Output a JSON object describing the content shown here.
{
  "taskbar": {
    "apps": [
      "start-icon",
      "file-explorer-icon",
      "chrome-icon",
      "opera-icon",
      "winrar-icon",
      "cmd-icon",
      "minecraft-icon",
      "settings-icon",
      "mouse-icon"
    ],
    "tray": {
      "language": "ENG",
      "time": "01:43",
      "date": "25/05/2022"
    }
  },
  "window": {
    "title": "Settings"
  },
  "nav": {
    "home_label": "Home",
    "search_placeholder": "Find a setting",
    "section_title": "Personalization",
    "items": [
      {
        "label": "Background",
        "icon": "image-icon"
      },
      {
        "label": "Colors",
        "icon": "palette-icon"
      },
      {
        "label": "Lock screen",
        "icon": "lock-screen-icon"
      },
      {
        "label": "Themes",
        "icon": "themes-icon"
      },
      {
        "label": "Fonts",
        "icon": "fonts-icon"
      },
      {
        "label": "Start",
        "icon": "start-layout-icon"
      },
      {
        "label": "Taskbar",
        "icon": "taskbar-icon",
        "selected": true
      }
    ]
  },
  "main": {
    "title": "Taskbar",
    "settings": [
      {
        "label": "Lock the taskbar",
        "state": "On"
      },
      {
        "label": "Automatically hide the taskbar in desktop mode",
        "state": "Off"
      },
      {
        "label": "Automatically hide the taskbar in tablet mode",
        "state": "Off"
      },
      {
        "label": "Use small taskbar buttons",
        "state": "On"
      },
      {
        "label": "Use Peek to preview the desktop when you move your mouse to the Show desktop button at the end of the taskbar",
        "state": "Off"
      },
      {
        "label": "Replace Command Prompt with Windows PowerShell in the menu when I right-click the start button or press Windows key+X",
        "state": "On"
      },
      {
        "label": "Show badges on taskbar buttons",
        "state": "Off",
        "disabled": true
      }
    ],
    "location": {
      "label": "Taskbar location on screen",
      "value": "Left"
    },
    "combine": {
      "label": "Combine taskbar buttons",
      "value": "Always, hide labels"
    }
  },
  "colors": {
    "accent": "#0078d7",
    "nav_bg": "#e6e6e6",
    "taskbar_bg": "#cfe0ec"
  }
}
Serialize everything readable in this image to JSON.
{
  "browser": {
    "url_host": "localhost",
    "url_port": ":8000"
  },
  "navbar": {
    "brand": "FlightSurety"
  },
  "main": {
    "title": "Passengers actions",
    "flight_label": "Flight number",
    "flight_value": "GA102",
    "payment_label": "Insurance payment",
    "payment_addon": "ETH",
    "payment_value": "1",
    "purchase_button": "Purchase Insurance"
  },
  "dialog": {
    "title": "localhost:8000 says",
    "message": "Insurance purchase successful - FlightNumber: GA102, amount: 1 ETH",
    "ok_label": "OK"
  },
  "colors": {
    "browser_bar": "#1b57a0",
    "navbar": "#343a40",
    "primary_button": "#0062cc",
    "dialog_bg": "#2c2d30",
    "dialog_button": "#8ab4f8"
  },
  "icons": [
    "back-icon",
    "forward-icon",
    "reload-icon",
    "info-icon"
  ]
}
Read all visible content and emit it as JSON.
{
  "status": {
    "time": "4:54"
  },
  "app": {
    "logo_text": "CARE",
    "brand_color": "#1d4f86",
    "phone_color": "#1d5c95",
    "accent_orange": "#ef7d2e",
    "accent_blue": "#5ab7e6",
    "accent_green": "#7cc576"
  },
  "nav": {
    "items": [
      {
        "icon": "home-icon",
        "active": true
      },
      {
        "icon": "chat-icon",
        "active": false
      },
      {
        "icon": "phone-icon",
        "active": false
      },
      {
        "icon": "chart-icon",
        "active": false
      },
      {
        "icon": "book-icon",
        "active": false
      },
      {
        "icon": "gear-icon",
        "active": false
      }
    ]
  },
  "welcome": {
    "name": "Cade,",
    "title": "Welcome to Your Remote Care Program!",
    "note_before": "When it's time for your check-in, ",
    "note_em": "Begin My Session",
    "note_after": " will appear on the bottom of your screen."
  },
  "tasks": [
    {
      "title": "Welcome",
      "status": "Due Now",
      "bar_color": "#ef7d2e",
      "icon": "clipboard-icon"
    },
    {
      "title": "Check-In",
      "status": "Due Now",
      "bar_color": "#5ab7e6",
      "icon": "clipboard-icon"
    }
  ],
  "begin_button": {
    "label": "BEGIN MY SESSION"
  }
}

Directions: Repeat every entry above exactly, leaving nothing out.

Solution to this problem:
Output a JSON object describing the content shown here.
{
  "taskbar": {
    "apps": [
      "start-icon",
      "file-explorer-icon",
      "chrome-icon",
      "opera-icon",
      "winrar-icon",
      "cmd-icon",
      "minecraft-icon",
      "settings-icon",
      "mouse-icon"
    ],
    "tray": {
      "language": "ENG",
      "time": "01:43",
      "date": "25/05/2022"
    }
  },
  "window": {
    "title": "Settings"
  },
  "nav": {
    "home_label": "Home",
    "search_placeholder": "Find a setting",
    "section_title": "Personalization",
    "items": [
      {
        "label": "Background",
        "icon": "image-icon"
      },
      {
        "label": "Colors",
        "icon": "palette-icon"
      },
      {
        "label": "Lock screen",
        "icon": "lock-screen-icon"
      },
      {
        "label": "Themes",
        "icon": "themes-icon"
      },
      {
        "label": "Fonts",
        "icon": "fonts-icon"
      },
      {
        "label": "Start",
        "icon": "start-layout-icon"
      },
      {
        "label": "Taskbar",
        "icon": "taskbar-icon",
        "selected": true
      }
    ]
  },
  "main": {
    "title": "Taskbar",
    "settings": [
      {
        "label": "Lock the taskbar",
        "state": "On"
      },
      {
        "label": "Automatically hide the taskbar in desktop mode",
        "state": "Off"
      },
      {
        "label": "Automatically hide the taskbar in tablet mode",
        "state": "Off"
      },
      {
        "label": "Use small taskbar buttons",
        "state": "On"
      },
      {
        "label": "Use Peek to preview the desktop when you move your mouse to the Show desktop button at the end of the taskbar",
        "state": "Off"
      },
      {
        "label": "Replace Command Prompt with Windows PowerShell in the menu when I right-click the start button or press Windows key+X",
        "state": "On"
      },
      {
        "label": "Show badges on taskbar buttons",
        "state": "Off",
        "disabled": true
      }
    ],
    "location": {
      "label": "Taskbar location on screen",
      "value": "Left"
    },
    "combine": {
      "label": "Combine taskbar buttons",
      "value": "Always, hide labels"
    }
  },
  "colors": {
    "accent": "#0078d7",
    "nav_bg": "#e6e6e6",
    "taskbar_bg": "#cfe0ec"
  }
}
Serialize everything readable in this image to JSON.
{
  "browser": {
    "url_host": "localhost",
    "url_port": ":8000"
  },
  "navbar": {
    "brand": "FlightSurety"
  },
  "main": {
    "title": "Passengers actions",
    "flight_label": "Flight number",
    "flight_value": "GA102",
    "payment_label": "Insurance payment",
    "payment_addon": "ETH",
    "payment_value": "1",
    "purchase_button": "Purchase Insurance"
  },
  "dialog": {
    "title": "localhost:8000 says",
    "message": "Insurance purchase successful - FlightNumber: GA102, amount: 1 ETH",
    "ok_label": "OK"
  },
  "colors": {
    "browser_bar": "#1b57a0",
    "navbar": "#343a40",
    "primary_button": "#0062cc",
    "dialog_bg": "#2c2d30",
    "dialog_button": "#8ab4f8"
  },
  "icons": [
    "back-icon",
    "forward-icon",
    "reload-icon",
    "info-icon"
  ]
}
Read all visible content and emit it as JSON.
{
  "status": {
    "time": "4:54"
  },
  "app": {
    "logo_text": "CARE",
    "brand_color": "#1d4f86",
    "phone_color": "#1d5c95",
    "accent_orange": "#ef7d2e",
    "accent_blue": "#5ab7e6",
    "accent_green": "#7cc576"
  },
  "nav": {
    "items": [
      {
        "icon": "home-icon",
        "active": true
      },
      {
        "icon": "chat-icon",
        "active": false
      },
      {
        "icon": "phone-icon",
        "active": false
      },
      {
        "icon": "chart-icon",
        "active": false
      },
      {
        "icon": "book-icon",
        "active": false
      },
      {
        "icon": "gear-icon",
        "active": false
      }
    ]
  },
  "welcome": {
    "name": "Cade,",
    "title": "Welcome to Your Remote Care Program!",
    "note_before": "When it's time for your check-in, ",
    "note_em": "Begin My Session",
    "note_after": " will appear on the bottom of your screen."
  },
  "tasks": [
    {
      "title": "Welcome",
      "status": "Due Now",
      "bar_color": "#ef7d2e",
      "icon": "clipboard-icon"
    },
    {
      "title": "Check-In",
      "status": "Due Now",
      "bar_color": "#5ab7e6",
      "icon": "clipboard-icon"
    }
  ],
  "begin_button": {
    "label": "BEGIN MY SESSION"
  }
}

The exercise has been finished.